If poetry and academia are renegotiating their relationship, then this should not simply be a case of academics telling poets what to do, converting them into efficient teachers. Poets do not exist for the mere purpose of serving the university system. If some of them are to work in the system, then they should profit from it. The gain should be more than financial.
All I would add to Robert’s argument is that the relationship can and should be seen as mutually profitable and mutually nourishing. By this point some of you may also be thinking it sounds like I’m going to go on about me a lot, glorifying my deeds and damning those of the mutton-headed authorities. Well, that would be nice, and it would certainly suit the profile that some of my contemporaries adopt, that the poet is a kind of demagogue of the mysteries. But, as Don Paterson put it in his recent T.S.Eliot lecture, ‘the poets’ beautiful tightrope walk…is the one between sense and mystery – to make one, while revealing the other.’ And the main form of funambulism I’ve got up to is financial – compared to making a living, making a poem seems a relatively straightforward business.
The real reason I’m discussing my own practice relates more to the Scottish poet W.S.Graham’s comments about what he called ‘those fictional problems of Morality’:
Let me be the poet writing in a disguise of the first person about the intricate marriage between those problems and the poem and the searching reader…with words my material and immediate environment I am at once halfway the victim and halfway the successful traveller.
The materials at hand, in other words, must suffice. And so with the intellectual materials the poet is required to deal with within a university. The negotiation taking place is about how to teach while maintaining the independent marginalised space of creativity. It is important to accept not only that it is marginal, but that certain strengths accrue from that marginality; certain perspectives are available, particularly on the cusp between theory and practice.
A no less relevant factor we must take into account in my case is: I never meant for any of this to happen. – When I did my D.Phil. on Hugh MacDiarmid in this university, I wasn’t laying down any groundwork for the course I now teach. I was learning how to write poetry in Scots. In the absence of a certified course of instruction, I was engaged in a conscious apprenticeship of the type described by Gabriel Harvey in the 16th century when he comments on the theory of imitation: ‘The better the author, the better the emulation required’. (Though as I took nearly the entire 80s to complete my thesis I certainly wasn’t following Harvey’s third proviso, ‘and in addition the more diligent the emulation.’).

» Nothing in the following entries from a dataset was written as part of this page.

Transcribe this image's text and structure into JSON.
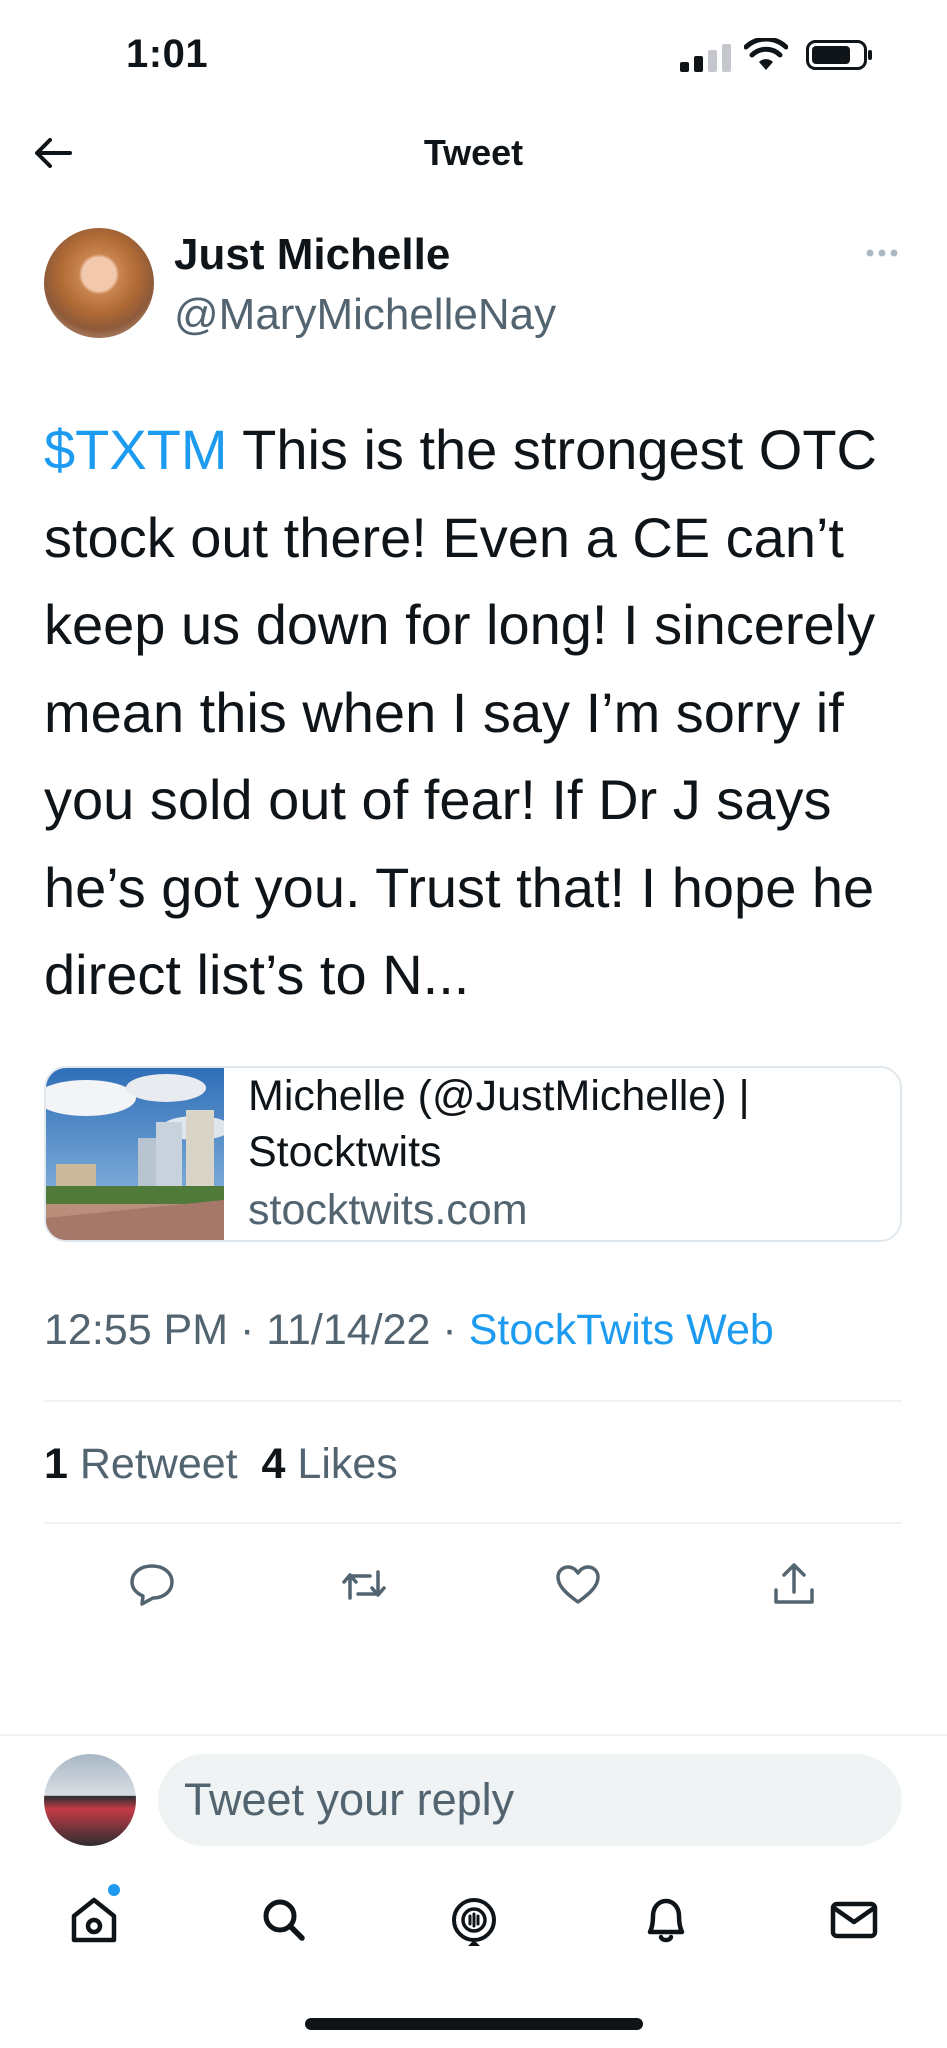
{
  "status_bar": {
    "time": "1:01"
  },
  "header": {
    "title": "Tweet"
  },
  "author": {
    "display_name": "Just Michelle",
    "handle": "@MaryMichelleNay"
  },
  "tweet": {
    "cashtag": "$TXTM",
    "text": " This is the strongest OTC stock out there! Even a CE can’t keep us down for long! I sincerely mean this when I say I’m sorry if you sold out of fear! If Dr J says he’s got you. Trust that! I hope he direct list’s to N..."
  },
  "link_card": {
    "title": "Michelle (@JustMichelle) | Stocktwits",
    "domain": "stocktwits.com"
  },
  "meta": {
    "time": "12:55 PM",
    "separator1": " · ",
    "date": "11/14/22",
    "separator2": " · ",
    "source": "StockTwits Web"
  },
  "stats": {
    "retweets_count": "1",
    "retweets_label": "Retweet",
    "likes_count": "4",
    "likes_label": "Likes"
  },
  "reply": {
    "placeholder": "Tweet your reply"
  },
  "icons": {
    "back": "arrow-left-icon",
    "more": "more-horizontal-icon",
    "reply": "comment-icon",
    "retweet": "retweet-icon",
    "like": "heart-icon",
    "share": "share-icon",
    "tabs": [
      "home-icon",
      "search-icon",
      "spaces-icon",
      "bell-icon",
      "mail-icon"
    ]
  },
  "colors": {
    "accent": "#1d9bf0",
    "text": "#0f1419",
    "secondary": "#536471",
    "divider": "#eff3f4"
  }
}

As I hadn’t heard of Creative Writing as a discipline, when I was asked to teach students from the Bronx’s Sarah Lawrence College at Wadham, I had no plan that I would go on in the mid-90s to teach at one of the few courses then in existence, at Lancaster University under David Craig. And when, after a discussion in the Kings Arms back in the mid-80s, I and a bunch of friends decided we could probably run the University Poetry Society ourselves… well, you get my drift. I am far too passive to be outlining a masterplan here.
What I am suggesting is that the career I ended up following was coming into existence pretty much as I happened onto it, and for that reason my own experience charts almost by accident the evolution of a special relationship between poet and university over the last twenty five years. Before I blundered into academe I may have been a kind of Bartleby figure, heavy on the preferring not to, but this doesn’t mean the experience was undynamic…